Choose a condition to learn about and research it using any posted web links. Define the condition and describe some signs and symptoms comparing medical terminology to common language. Include any diagnostic or surgical procedures that would apply. Post the link to the site of your information.
Please pick one of the FEMALE REPRODUCTIVE Diseases that you are most comfortable with and Define the condition and describe some signs and symptoms. I Think breast cancer will be the best option. Comparing medical terminology to common language! Include any diagnostic or surgical procedures that would apply.
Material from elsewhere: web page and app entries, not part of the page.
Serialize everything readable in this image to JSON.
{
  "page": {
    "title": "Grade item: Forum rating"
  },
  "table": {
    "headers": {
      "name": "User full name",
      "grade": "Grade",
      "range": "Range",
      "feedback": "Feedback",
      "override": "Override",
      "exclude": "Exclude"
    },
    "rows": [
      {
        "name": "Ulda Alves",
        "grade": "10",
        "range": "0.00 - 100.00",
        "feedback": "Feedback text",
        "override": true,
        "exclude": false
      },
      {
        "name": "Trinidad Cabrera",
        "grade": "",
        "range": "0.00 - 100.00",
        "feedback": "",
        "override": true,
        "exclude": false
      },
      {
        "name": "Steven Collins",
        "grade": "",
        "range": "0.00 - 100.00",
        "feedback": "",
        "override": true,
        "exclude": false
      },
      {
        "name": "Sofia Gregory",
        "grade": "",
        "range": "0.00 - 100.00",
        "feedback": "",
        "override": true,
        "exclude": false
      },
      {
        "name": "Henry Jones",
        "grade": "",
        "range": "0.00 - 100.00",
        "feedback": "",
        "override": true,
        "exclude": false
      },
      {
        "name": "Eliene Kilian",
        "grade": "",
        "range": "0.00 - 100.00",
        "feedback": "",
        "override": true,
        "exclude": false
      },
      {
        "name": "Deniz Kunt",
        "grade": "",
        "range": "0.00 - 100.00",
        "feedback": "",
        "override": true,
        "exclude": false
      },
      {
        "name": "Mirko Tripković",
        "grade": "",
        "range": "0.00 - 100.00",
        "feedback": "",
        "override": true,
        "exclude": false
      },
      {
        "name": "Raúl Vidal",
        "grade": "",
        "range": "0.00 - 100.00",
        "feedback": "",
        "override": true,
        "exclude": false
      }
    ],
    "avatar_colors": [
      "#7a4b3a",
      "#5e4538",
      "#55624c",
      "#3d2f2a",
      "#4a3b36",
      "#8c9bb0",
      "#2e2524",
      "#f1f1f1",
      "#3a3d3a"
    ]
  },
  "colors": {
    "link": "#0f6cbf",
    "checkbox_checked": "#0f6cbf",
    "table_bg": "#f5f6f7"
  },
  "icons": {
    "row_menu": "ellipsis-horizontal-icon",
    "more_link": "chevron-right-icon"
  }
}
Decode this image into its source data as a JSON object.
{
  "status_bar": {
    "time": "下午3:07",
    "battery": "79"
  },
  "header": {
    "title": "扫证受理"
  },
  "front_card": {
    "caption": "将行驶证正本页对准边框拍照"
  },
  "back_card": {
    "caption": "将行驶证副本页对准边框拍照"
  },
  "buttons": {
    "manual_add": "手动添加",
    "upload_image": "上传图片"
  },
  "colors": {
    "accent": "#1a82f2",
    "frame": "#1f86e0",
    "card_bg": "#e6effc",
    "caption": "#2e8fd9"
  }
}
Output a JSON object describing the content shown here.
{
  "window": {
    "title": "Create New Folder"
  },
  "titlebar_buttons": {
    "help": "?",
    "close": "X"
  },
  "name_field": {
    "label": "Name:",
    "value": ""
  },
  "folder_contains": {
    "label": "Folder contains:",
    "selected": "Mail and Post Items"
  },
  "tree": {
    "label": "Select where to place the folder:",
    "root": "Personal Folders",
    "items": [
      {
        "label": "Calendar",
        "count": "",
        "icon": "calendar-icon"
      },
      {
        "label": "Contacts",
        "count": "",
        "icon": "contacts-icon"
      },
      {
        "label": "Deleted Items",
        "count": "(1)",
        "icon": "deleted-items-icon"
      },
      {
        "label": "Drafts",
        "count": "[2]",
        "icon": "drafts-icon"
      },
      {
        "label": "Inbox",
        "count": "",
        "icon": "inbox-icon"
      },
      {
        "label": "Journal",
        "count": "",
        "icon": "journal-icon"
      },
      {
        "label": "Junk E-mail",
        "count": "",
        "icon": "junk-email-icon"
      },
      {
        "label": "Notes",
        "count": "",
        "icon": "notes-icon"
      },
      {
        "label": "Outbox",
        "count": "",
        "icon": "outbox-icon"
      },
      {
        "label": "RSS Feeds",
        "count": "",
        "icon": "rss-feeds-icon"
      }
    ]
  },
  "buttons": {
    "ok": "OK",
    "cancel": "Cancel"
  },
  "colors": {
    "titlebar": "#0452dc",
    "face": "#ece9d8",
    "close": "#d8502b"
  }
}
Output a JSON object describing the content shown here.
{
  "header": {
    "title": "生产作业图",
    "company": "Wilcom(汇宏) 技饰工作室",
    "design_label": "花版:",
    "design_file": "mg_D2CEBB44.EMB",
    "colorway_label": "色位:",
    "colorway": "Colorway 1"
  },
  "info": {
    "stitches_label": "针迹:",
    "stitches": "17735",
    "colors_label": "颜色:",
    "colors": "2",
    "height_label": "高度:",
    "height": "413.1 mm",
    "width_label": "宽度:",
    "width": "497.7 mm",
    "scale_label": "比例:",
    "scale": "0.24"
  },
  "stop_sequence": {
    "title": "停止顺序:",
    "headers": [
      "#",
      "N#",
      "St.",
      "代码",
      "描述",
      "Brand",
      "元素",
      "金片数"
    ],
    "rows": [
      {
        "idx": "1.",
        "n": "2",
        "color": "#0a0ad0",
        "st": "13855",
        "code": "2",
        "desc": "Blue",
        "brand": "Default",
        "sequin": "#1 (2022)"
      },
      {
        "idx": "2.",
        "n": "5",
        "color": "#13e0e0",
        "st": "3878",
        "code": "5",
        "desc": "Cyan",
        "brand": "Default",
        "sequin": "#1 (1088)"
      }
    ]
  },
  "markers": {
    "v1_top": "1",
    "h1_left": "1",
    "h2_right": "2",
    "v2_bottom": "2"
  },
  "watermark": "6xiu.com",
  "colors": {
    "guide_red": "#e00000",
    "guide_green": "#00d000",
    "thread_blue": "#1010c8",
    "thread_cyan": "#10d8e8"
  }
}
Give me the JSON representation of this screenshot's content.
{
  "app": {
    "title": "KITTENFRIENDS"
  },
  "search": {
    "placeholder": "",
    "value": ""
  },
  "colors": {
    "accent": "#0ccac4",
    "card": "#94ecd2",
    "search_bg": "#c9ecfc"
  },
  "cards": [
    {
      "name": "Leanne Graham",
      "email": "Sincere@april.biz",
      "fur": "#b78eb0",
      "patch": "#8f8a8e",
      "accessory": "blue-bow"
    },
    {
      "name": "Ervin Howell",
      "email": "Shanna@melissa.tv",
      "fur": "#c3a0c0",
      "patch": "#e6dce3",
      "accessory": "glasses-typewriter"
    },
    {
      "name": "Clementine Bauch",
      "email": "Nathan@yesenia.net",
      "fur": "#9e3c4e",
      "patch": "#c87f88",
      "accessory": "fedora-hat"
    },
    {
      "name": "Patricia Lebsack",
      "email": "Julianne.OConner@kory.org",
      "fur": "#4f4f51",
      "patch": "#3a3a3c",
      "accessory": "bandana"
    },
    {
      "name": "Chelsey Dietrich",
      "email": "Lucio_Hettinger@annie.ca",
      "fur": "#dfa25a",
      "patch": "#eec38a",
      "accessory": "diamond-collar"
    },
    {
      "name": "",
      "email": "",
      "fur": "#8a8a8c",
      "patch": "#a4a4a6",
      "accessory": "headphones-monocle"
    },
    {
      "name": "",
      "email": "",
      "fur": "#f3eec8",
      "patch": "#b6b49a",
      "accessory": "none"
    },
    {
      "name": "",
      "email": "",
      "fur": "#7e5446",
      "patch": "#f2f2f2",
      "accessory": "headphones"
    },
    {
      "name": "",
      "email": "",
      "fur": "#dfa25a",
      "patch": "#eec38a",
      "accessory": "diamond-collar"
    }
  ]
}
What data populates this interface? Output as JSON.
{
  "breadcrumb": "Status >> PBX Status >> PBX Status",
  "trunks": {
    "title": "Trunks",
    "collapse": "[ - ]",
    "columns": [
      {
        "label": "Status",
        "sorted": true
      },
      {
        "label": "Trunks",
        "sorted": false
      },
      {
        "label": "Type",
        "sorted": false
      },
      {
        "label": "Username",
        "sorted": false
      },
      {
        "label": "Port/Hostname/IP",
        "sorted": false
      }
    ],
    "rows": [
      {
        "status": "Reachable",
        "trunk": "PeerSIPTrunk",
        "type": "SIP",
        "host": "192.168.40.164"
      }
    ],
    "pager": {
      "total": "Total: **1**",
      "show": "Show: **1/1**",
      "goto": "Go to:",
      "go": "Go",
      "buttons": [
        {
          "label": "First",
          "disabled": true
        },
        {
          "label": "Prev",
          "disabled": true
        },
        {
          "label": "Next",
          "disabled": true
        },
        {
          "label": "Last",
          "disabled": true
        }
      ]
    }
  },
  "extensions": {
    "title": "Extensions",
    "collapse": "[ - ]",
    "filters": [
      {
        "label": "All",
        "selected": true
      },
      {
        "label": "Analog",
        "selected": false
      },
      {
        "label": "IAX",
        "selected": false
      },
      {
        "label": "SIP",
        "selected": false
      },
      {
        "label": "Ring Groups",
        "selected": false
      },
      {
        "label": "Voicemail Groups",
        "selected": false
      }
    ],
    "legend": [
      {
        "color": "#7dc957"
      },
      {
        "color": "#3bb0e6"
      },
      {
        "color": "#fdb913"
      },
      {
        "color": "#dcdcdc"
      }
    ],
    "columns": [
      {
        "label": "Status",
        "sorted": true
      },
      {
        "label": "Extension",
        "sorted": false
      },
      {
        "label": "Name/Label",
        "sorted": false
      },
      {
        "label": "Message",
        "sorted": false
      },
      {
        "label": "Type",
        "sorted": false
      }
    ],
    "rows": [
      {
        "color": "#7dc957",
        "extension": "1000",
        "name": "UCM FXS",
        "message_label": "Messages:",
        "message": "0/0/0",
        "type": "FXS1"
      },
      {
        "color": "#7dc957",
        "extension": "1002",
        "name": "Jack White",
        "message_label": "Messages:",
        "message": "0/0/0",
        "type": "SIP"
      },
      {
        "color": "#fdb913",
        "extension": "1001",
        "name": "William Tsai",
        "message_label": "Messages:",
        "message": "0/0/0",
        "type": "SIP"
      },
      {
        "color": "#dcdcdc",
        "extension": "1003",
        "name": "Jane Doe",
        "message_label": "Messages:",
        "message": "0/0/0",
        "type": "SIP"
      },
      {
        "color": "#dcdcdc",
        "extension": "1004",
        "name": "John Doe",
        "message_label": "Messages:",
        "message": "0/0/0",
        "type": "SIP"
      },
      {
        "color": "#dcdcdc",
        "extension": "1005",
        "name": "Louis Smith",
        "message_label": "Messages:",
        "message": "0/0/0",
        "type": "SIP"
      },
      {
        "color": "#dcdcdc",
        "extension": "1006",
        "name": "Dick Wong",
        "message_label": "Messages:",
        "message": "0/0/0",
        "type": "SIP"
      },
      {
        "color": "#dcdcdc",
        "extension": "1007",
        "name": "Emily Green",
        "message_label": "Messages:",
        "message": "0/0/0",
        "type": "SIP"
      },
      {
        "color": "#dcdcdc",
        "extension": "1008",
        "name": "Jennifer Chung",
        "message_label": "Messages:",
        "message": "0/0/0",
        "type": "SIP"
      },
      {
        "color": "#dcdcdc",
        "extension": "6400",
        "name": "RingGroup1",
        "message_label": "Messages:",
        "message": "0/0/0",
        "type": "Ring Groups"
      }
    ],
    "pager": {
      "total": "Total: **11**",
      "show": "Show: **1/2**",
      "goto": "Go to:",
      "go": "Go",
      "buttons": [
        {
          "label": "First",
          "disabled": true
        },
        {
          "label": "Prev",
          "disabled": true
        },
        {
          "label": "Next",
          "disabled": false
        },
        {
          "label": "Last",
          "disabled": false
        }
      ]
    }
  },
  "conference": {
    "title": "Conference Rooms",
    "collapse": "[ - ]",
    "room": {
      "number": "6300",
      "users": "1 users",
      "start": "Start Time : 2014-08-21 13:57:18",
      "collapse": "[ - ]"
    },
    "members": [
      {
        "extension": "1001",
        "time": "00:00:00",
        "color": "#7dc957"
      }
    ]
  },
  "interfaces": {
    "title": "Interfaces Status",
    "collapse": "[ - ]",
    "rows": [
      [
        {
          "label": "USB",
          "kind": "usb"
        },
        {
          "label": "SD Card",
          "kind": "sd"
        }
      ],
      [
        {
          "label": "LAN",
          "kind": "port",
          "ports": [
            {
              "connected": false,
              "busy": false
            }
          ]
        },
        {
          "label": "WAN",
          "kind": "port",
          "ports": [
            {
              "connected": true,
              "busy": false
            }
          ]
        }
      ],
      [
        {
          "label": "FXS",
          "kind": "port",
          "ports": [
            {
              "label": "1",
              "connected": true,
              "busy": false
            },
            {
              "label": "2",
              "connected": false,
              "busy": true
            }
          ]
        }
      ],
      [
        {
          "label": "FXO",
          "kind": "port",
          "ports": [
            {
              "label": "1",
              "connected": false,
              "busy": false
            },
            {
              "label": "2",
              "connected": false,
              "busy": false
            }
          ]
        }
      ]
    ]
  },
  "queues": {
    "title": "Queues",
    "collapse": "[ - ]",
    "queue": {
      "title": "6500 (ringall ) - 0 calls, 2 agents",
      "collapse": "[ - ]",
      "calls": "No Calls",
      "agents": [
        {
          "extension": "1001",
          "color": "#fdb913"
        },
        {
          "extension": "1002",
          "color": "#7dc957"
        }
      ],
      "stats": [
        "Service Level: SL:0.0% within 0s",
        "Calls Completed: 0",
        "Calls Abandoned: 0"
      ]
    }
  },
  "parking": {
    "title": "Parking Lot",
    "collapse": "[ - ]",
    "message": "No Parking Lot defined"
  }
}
Post the link to the site of your information
THIS IS AN EXAMPLE OF AN ACCEPTABLE RESPONSE for the dieease project
Obstructive sleep apnea (OSA) is a medical condition where a patient’s airways narrow or close during sleep and cause apneas, which are short periods when the patient stops breathing. The condition may have short term and long-term effects on a patient’s health. OSA may be associated with major medical conditions, such as hypertension and heart disease. Because of the condition’s link to these major conditions, treating OSA is critical to a patient’s health.
OSA occurs when the pharynx or back of throat collapses during sleep. The pharynx collapses because the muscles that keep it open relax during sleep. When the muscles relax, the pharynx narrows or closes, which slows or stops air flow to and from the lungs. To unblock the pharynx, the patient wakes up briefly to flex the relaxed muscles and reopen the pharynx.
Unfortunately, patients often do not realize they have the disorder. Common symptoms of OSA include snoring, daytime sleepiness, difficulties with memory and concentration, unusual moodiness or irritability, frequently waking up to urinate, waking up with headaches and dry mouth.
OSA is diagnosed through a sleep test, known as a polysomnogram or a portable sleep apnea test. There are several ways to treat OSA including use of continuous positive airway pressure and surgery. OSA surgery reduces the tissue in the back of the throat, pulls the tongue forward and inserts a nerve stimulator to open the airway so the patient can breathe during sleep.
A. L. A. (n.d.). Sleep Apnea (OSA). Retrieved from https://www.lung.org/lung-health-and-diseases/lung…